It was clear, however, that when tested in the heat of battle, players were able to use exploits and tactics that previous balance design hadn’t accounted for.

Mandate of Heaven balance changes

When deciding what balance changes I should make for Mandate of Heaven, I decided early on that I wanted to focus on units. With the last rebalancing having been based around heroes and multiplayer, I thought it best to try to address some of the issues the community were having regarding the lack of gameplay diversity in battles.

The main issues being brought up in terms of unit balancing were:

  • Metal infantry units were underpowered across the board. As such, they were not being used
  • Militia units were far too powerful for their cost bracket, with players and AI often not upgrading them to higher tier units as there was no need to do so. Militia archers in particular were seen as too powerful, with the entire Water roster also considered an issue
  • Fire cavalry was more effective overall than Earth cavalry due to Fire cavalry being used to efficiently rout missile units

With these issues in mind, I started to create a strategy to deal with them.

First, I performed my own playtests. It soon became clear that, while each Metal unit could defeat its Wood counterpart, they would have so few men left afterwards that you were essentially sacrificing one unit to kill another. As such, we saw that many in the community had abandoned using Metal units, as they were not the most effective army build.

To fix this, I didn’t want to simply increase damage for all Metal roster units – I wanted to add more tools for the player to use. This was the main reason that I gave axe units bonuses versus shields, and sword units bonuses to melee evasion.

With these changes, axe units could then do more damage to shielded spears, who due to their low melee evasion took horrendous damage from the high damage output of the axe units. Meanwhile, the sword units could defend much better than before, meaning they took much less damage against Ji units and would eventually wear them down while taking little damage themselves.

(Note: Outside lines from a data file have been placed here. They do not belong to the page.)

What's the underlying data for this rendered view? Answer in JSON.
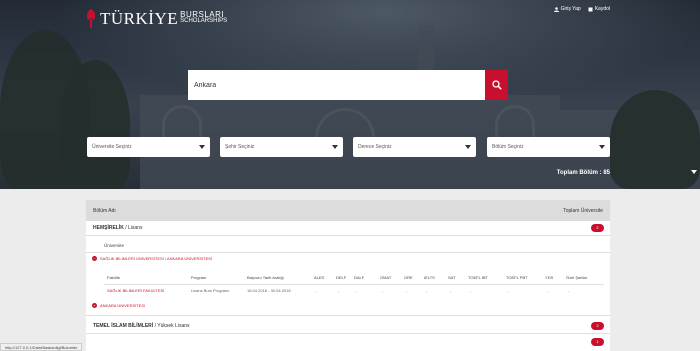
{
  "brand": {
    "name": "TÜRKİYE",
    "sub1": "BURSLARI",
    "sub2": "SCHOLARSHIPS"
  },
  "toplinks": {
    "login": "Giriş Yap",
    "register": "Kaydol"
  },
  "search": {
    "value": "Ankara"
  },
  "filters": [
    {
      "label": "Üniversite Seçiniz"
    },
    {
      "label": "Şehir Seçiniz"
    },
    {
      "label": "Derece Seçiniz"
    },
    {
      "label": "Bölüm Seçiniz"
    }
  ],
  "total_label": "Toplam Bölüm : 85",
  "panel": {
    "col_left": "Bölüm Adı",
    "col_right": "Toplam Üniversite",
    "rows": [
      {
        "title": "HEMŞİRELİK",
        "suffix": " / Lisans",
        "count": "2"
      },
      {
        "title": "TEMEL İSLAM BİLİMLERİ",
        "suffix": " / Yüksek Lisans",
        "count": "2"
      },
      {
        "title": "",
        "suffix": "",
        "count": "1"
      }
    ],
    "university_label": "Üniversite",
    "university_1": "SAĞLIK BİLİMLERİ ÜNİVERSİTESİ / ANKARA ÜNİVERSİTESİ",
    "university_2": "ANKARA ÜNİVERSİTESİ",
    "table_headers": [
      "Fakülte",
      "Program",
      "Başvuru Tarih Aralığı",
      "ALES",
      "DELF",
      "DALF",
      "GMAT",
      "GRE",
      "IELTS",
      "SAT",
      "TOEFL IBT",
      "TOEFL PBT",
      "YDS",
      "Özel Şartlar"
    ],
    "table_row": [
      "SAĞLIK BİLİMLERİ FAKÜLTESİ",
      "Lisans Burs Programı",
      "16.04.2018 - 30.04.2018",
      "-",
      "-",
      "-",
      "-",
      "-",
      "-",
      "-",
      "-",
      "-",
      "-",
      "-"
    ]
  },
  "status_bar": "http://127.0.0.1/DaireBaskanligi/Bolumler",
  "colors": {
    "accent": "#c8102e",
    "panel_head": "#dcdcdc"
  }
}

To accentuate these changes, I also lowered the morale of most Wood units as well as overhauling a large amount of the morale variables. This meant that the Wood units would now rout at higher numbers, meaning much more of the Metal infantry units would be left intact after combat.

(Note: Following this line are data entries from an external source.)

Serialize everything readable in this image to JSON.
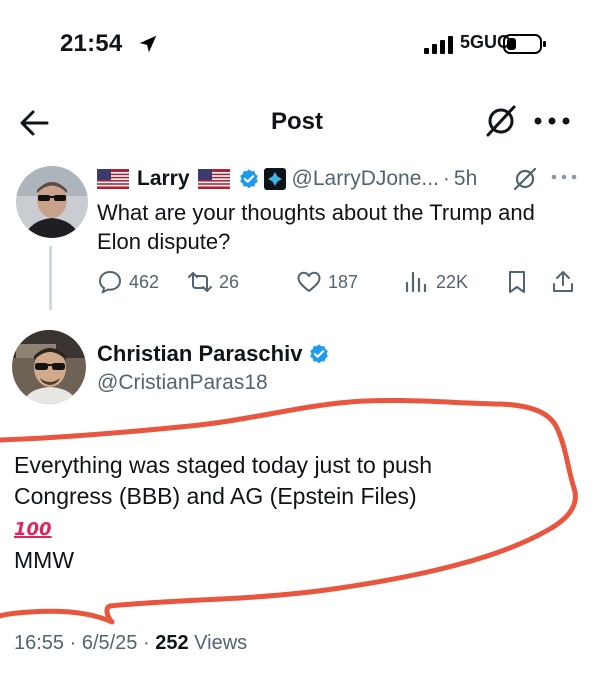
{
  "status_bar": {
    "time": "21:54",
    "network": "5GUC"
  },
  "header": {
    "title": "Post"
  },
  "quoted_tweet": {
    "name": "Larry",
    "handle": "@LarryDJone...",
    "separator": "·",
    "time": "5h",
    "text": "What are your thoughts about the Trump and Elon dispute?",
    "stats": {
      "replies": "462",
      "reposts": "26",
      "likes": "187",
      "views": "22K"
    }
  },
  "main_tweet": {
    "name": "Christian Paraschiv",
    "handle": "@CristianParas18",
    "line1": "Everything was staged today just to push",
    "line2": "Congress (BBB) and AG (Epstein Files)",
    "emoji": "100",
    "line3": "MMW",
    "timestamp": "16:55 · 6/5/25 ·",
    "views_count": "252",
    "views_label": "Views"
  },
  "icons": {
    "location": "location-arrow-icon",
    "signal": "signal-bars-icon",
    "battery": "battery-icon",
    "back": "back-arrow-icon",
    "grok": "grok-icon",
    "more": "more-horizontal-icon",
    "reply": "reply-icon",
    "repost": "repost-icon",
    "like": "heart-icon",
    "views": "views-chart-icon",
    "bookmark": "bookmark-icon",
    "share": "share-icon"
  },
  "colors": {
    "verified": "#1d9bf0",
    "secondary_text": "#536471",
    "annotation": "#e8563f",
    "emoji": "#e0245e"
  }
}
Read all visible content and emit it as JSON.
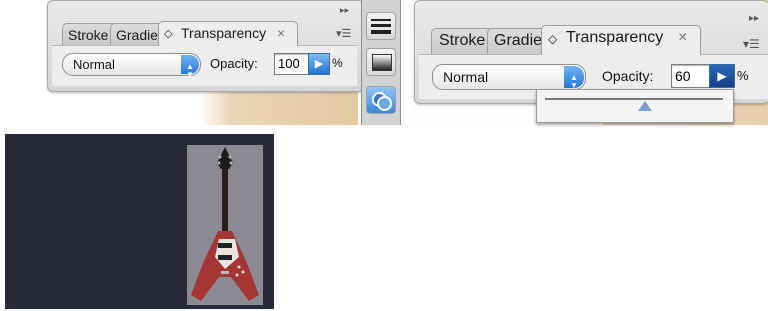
{
  "left_panel": {
    "tabs": [
      "Stroke",
      "Gradient",
      "Transparency"
    ],
    "tab_close": "×",
    "blend_mode": "Normal",
    "opacity_label": "Opacity:",
    "opacity_value": "100",
    "percent": "%",
    "collapse_glyph": "▸▸",
    "menu_glyph": "▾☰"
  },
  "right_panel": {
    "tabs": [
      "Stroke",
      "Gradient",
      "Transparency"
    ],
    "tab_close": "×",
    "blend_mode": "Normal",
    "opacity_label": "Opacity:",
    "opacity_value": "60",
    "percent": "%",
    "collapse_glyph": "▸▸",
    "menu_glyph": "▾☰",
    "slider_value": 0.6
  },
  "toolbar_icons": [
    "stroke-panel-icon",
    "gradient-panel-icon",
    "transparency-panel-icon"
  ],
  "artwork": {
    "background_color": "#272a38",
    "subject": "guitar-icon"
  }
}
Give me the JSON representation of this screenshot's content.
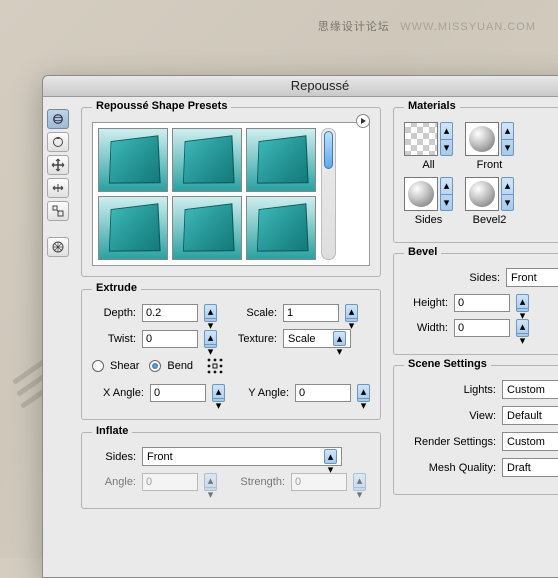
{
  "watermark": {
    "cn": "思缘设计论坛",
    "en": "WWW.MISSYUAN.COM"
  },
  "window": {
    "title": "Repoussé"
  },
  "presets": {
    "legend": "Repoussé Shape Presets"
  },
  "extrude": {
    "legend": "Extrude",
    "depth_label": "Depth:",
    "depth": "0.2",
    "scale_label": "Scale:",
    "scale": "1",
    "twist_label": "Twist:",
    "twist": "0",
    "texture_label": "Texture:",
    "texture": "Scale",
    "shear_label": "Shear",
    "bend_label": "Bend",
    "xangle_label": "X Angle:",
    "xangle": "0",
    "yangle_label": "Y Angle:",
    "yangle": "0"
  },
  "inflate": {
    "legend": "Inflate",
    "sides_label": "Sides:",
    "sides": "Front",
    "angle_label": "Angle:",
    "angle": "0",
    "strength_label": "Strength:",
    "strength": "0"
  },
  "materials": {
    "legend": "Materials",
    "all": "All",
    "front": "Front",
    "sides": "Sides",
    "bevel2": "Bevel2"
  },
  "bevel": {
    "legend": "Bevel",
    "sides_label": "Sides:",
    "sides": "Front",
    "height_label": "Height:",
    "height": "0",
    "width_label": "Width:",
    "width": "0"
  },
  "scene": {
    "legend": "Scene Settings",
    "lights_label": "Lights:",
    "lights": "Custom",
    "view_label": "View:",
    "view": "Default",
    "render_label": "Render Settings:",
    "render": "Custom",
    "mesh_label": "Mesh Quality:",
    "mesh": "Draft"
  }
}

The morale changes also helped to consolidate the changes I’d made to make militia units weaker across the board. Militia units now felt fragile and prone to routing compared with the higher-cost and better-equipped units.

All these changes mean you should now see greater variety in roles and tactics on the battlefield, with:

  • Axe units being great counters for shielded infantry
  • Militia units no longer as dependable as they once were
  • Sword and shield infantry able to hold the line without taking as many casualties
  • Archers being focused towards unshielded, low armour targets
  • Crossbows for anti-armour damage and hero suppression
  • Morale and fatigue should play a greater role on the battlefield, focusing on small groups of units should make pockets of the enemy battle line collapse, allowing for breakthroughs and flanking
  • Using missile troops to attack wavering troops is a good way to cause a rout

Looking forward

This is an ongoing strategy – many changes are still planned. In the future I plan to cover those things I didn’t have chance to get to during patch 1.4.0, such as looking into creating a clear distinction between the two cavalry rosters and how players acquire higher tier units, as well as understanding why archer usage has gone up despite them being reduced in power.

With the changes made for Mandate of Heaven, I have taken steps to increase the diversity of gameplay. I hope you’ve all been enjoying the new changes and myriad units added with Mandate of Heaven and, as always, would love to hear your feedback – we’ve made a thread on the official forums for this very purpose!